There are a few success stories. Zimbabwe's Music Ambassador, Oliver "Tuku" Mtukudzi's late son, Sam and daughter, Selma, have done well for themselves and followed closely their great father's footsteps. It is not easy to follow in Tuku’s footsteps, a musician who has had sold out performances in London, Johannesburg, Boston and Lusaka. Before he died in a car accident, Sam had taken the music industry by storm, performing to large crowds and acting as a curtain raiser for his wealthy dad.
His sister, Selma, has also done very well in her partnership with Zexia Manatsa's son.
Zex was a superstar during his heyday and filled Mbare's Rufaro Stadium to capacity when he got married.
Manatsa's son is also following closely in his father's footsteps and, despite the fact that Zexi did not have much wealth when he quit, he was greatly respected by music followers in Zimbabwe.
The late Simon "Chopper" Chimbetu's son, Suluman, embarked on a successful musical career in Zimbabwe. Suluman has performed before sell out crowds in Harare, Chitungwiza, Mutare, Gweru and Bulawayo, just like his late father.
Another music great was the late Safirio Madzikatire, whose son, Elijah, has tried unsuccessfully to make a name for himself. Analysts point out that Madzikatire could have been a millionaire in Zimbabwe had his services been recognised by the cash-strapped Zimbabwe Broadcasting Corporation TV.
The broadcasting station paid him very little and he died a pauper, despite being among the country’s top performers. Elijah, in his frustration at not getting anywhere in the music industry, turned to the bottle and resorted to selling his late father's instruments to raise cash for his upkeep.
United States-based musician, Lovemore "MaGee" Majiavana, also has a son, Derek, who is trying to etch out a similar path for himself.
"I am following in the footsteps of my father," Derek said in an exclusive interview.
"Everybody – especially in Bulawayo – loved him and I want them to love me too."
The reality, however, is that Derek drinks too much and relies on his father’s good reputation to get him free drinks at the bar.
The late James "Bindura" Chimombe's son, Lincoln, also seems to be a scrounger in the bar. Lincoln alleges that he is not getting any performance time, despite the fact that he regularly tries to do so during breaks or National Gala events countrywide.
"I always go to galas and have tried to perform," he said. "They say I cannot play like my late father and then they chase me away. I have tried my best to play music just like my father. In fact, I can play a guitar very well, but I do not have instruments or a band of my own."
Finally, the late Tongai "Dhewa" Moyo's son, Peter, is more of a success story. Peter has openly come out seeking help and playing time with other artists. "Dhewa" is definitely not turning in his grave, but would be very proud of his now superstar son.
Just because the older generation succeeded, does not necessarily mean that their offspring will inherit their talent or discipline.

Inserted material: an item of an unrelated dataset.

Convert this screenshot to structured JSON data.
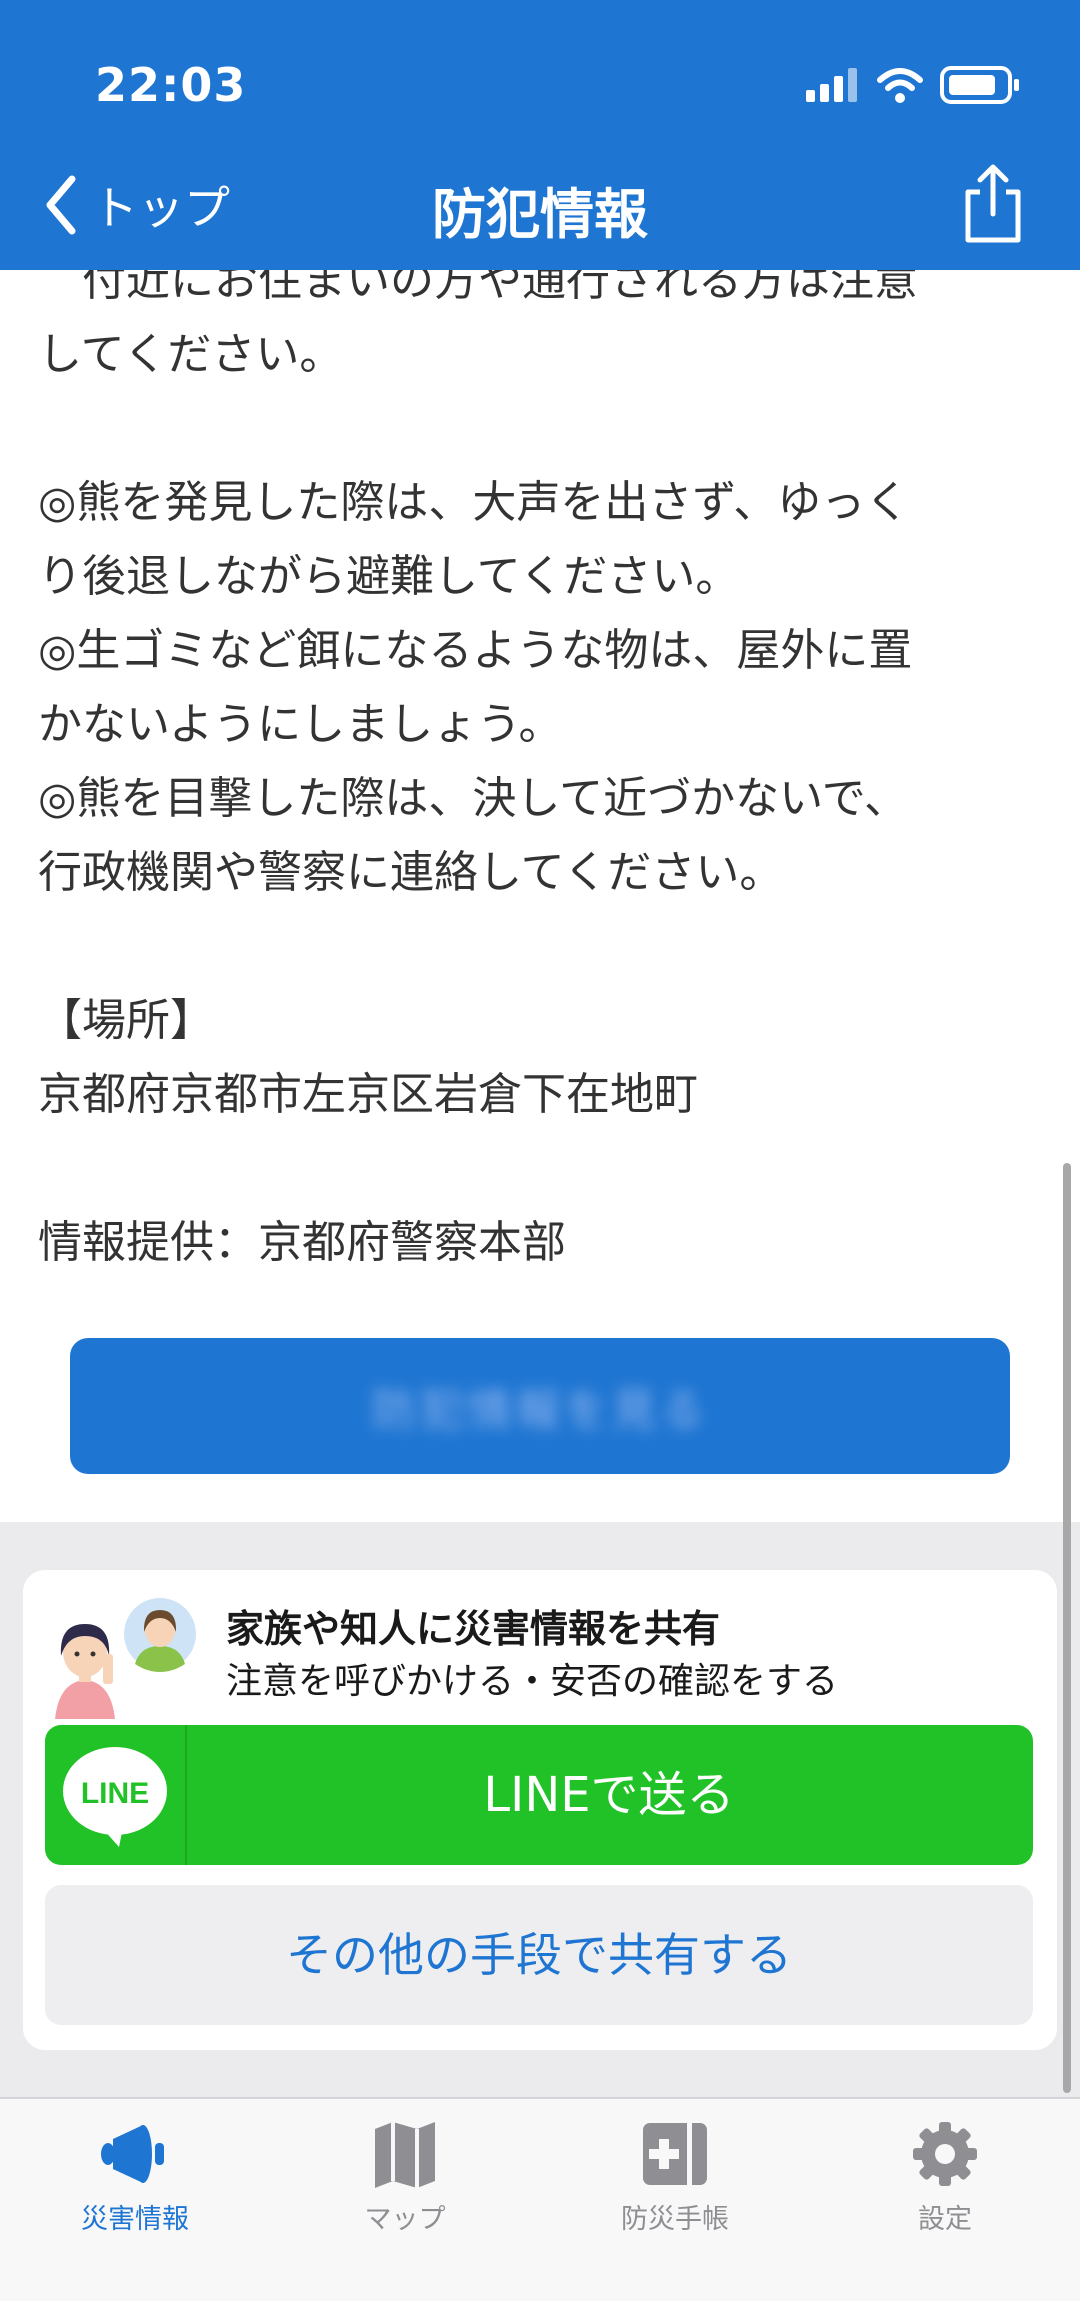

According to business mogul, Shingai Mutasa of TA Holdings Limited: "It takes blood, sweat and tears to be successful".Post published in: Entertainment